::: Material provided :::
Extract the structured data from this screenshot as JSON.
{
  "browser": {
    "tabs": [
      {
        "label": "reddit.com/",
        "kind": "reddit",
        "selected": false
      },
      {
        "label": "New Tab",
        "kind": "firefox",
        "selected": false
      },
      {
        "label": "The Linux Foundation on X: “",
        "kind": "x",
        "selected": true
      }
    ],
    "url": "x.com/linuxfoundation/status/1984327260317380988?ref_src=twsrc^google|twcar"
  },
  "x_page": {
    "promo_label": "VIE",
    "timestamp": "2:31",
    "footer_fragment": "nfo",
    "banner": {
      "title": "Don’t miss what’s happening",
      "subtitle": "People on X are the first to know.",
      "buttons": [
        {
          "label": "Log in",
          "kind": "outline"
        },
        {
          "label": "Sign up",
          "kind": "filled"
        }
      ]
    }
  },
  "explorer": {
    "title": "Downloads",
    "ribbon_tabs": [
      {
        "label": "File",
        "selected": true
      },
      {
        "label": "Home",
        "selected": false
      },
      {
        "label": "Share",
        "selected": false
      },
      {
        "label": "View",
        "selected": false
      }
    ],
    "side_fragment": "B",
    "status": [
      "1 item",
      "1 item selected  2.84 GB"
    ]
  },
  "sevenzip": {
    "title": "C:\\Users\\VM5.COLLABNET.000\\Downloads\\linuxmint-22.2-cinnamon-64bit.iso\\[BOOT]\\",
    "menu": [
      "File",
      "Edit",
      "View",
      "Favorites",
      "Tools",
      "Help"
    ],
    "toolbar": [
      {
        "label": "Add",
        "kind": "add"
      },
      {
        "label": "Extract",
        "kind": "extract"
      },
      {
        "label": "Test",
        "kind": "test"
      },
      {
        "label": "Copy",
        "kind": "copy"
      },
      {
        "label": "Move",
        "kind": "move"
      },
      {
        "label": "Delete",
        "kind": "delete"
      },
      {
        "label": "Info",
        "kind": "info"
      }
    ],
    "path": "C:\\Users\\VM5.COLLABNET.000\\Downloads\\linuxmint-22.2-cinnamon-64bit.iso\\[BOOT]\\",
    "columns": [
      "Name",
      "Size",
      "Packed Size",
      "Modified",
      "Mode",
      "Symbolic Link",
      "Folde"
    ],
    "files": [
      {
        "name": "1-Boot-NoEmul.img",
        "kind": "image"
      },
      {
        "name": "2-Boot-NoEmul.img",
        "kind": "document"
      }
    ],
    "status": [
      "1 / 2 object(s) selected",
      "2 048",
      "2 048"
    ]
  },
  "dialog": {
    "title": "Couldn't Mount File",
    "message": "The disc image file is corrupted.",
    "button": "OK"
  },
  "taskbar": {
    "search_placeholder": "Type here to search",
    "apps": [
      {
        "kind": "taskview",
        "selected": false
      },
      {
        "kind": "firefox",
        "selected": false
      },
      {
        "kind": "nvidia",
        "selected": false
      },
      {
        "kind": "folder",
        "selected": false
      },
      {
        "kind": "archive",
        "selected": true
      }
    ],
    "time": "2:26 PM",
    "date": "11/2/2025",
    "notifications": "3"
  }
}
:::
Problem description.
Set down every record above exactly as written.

Response area.
Extract the structured data from this screenshot as JSON.
{
  "browser": {
    "tabs": [
      {
        "label": "reddit.com/",
        "kind": "reddit",
        "selected": false
      },
      {
        "label": "New Tab",
        "kind": "firefox",
        "selected": false
      },
      {
        "label": "The Linux Foundation on X: “",
        "kind": "x",
        "selected": true
      }
    ],
    "url": "x.com/linuxfoundation/status/1984327260317380988?ref_src=twsrc^google|twcar"
  },
  "x_page": {
    "promo_label": "VIE",
    "timestamp": "2:31",
    "footer_fragment": "nfo",
    "banner": {
      "title": "Don’t miss what’s happening",
      "subtitle": "People on X are the first to know.",
      "buttons": [
        {
          "label": "Log in",
          "kind": "outline"
        },
        {
          "label": "Sign up",
          "kind": "filled"
        }
      ]
    }
  },
  "explorer": {
    "title": "Downloads",
    "ribbon_tabs": [
      {
        "label": "File",
        "selected": true
      },
      {
        "label": "Home",
        "selected": false
      },
      {
        "label": "Share",
        "selected": false
      },
      {
        "label": "View",
        "selected": false
      }
    ],
    "side_fragment": "B",
    "status": [
      "1 item",
      "1 item selected  2.84 GB"
    ]
  },
  "sevenzip": {
    "title": "C:\\Users\\VM5.COLLABNET.000\\Downloads\\linuxmint-22.2-cinnamon-64bit.iso\\[BOOT]\\",
    "menu": [
      "File",
      "Edit",
      "View",
      "Favorites",
      "Tools",
      "Help"
    ],
    "toolbar": [
      {
        "label": "Add",
        "kind": "add"
      },
      {
        "label": "Extract",
        "kind": "extract"
      },
      {
        "label": "Test",
        "kind": "test"
      },
      {
        "label": "Copy",
        "kind": "copy"
      },
      {
        "label": "Move",
        "kind": "move"
      },
      {
        "label": "Delete",
        "kind": "delete"
      },
      {
        "label": "Info",
        "kind": "info"
      }
    ],
    "path": "C:\\Users\\VM5.COLLABNET.000\\Downloads\\linuxmint-22.2-cinnamon-64bit.iso\\[BOOT]\\",
    "columns": [
      "Name",
      "Size",
      "Packed Size",
      "Modified",
      "Mode",
      "Symbolic Link",
      "Folde"
    ],
    "files": [
      {
        "name": "1-Boot-NoEmul.img",
        "kind": "image"
      },
      {
        "name": "2-Boot-NoEmul.img",
        "kind": "document"
      }
    ],
    "status": [
      "1 / 2 object(s) selected",
      "2 048",
      "2 048"
    ]
  },
  "dialog": {
    "title": "Couldn't Mount File",
    "message": "The disc image file is corrupted.",
    "button": "OK"
  },
  "taskbar": {
    "search_placeholder": "Type here to search",
    "apps": [
      {
        "kind": "taskview",
        "selected": false
      },
      {
        "kind": "firefox",
        "selected": false
      },
      {
        "kind": "nvidia",
        "selected": false
      },
      {
        "kind": "folder",
        "selected": false
      },
      {
        "kind": "archive",
        "selected": true
      }
    ],
    "time": "2:26 PM",
    "date": "11/2/2025",
    "notifications": "3"
  }
}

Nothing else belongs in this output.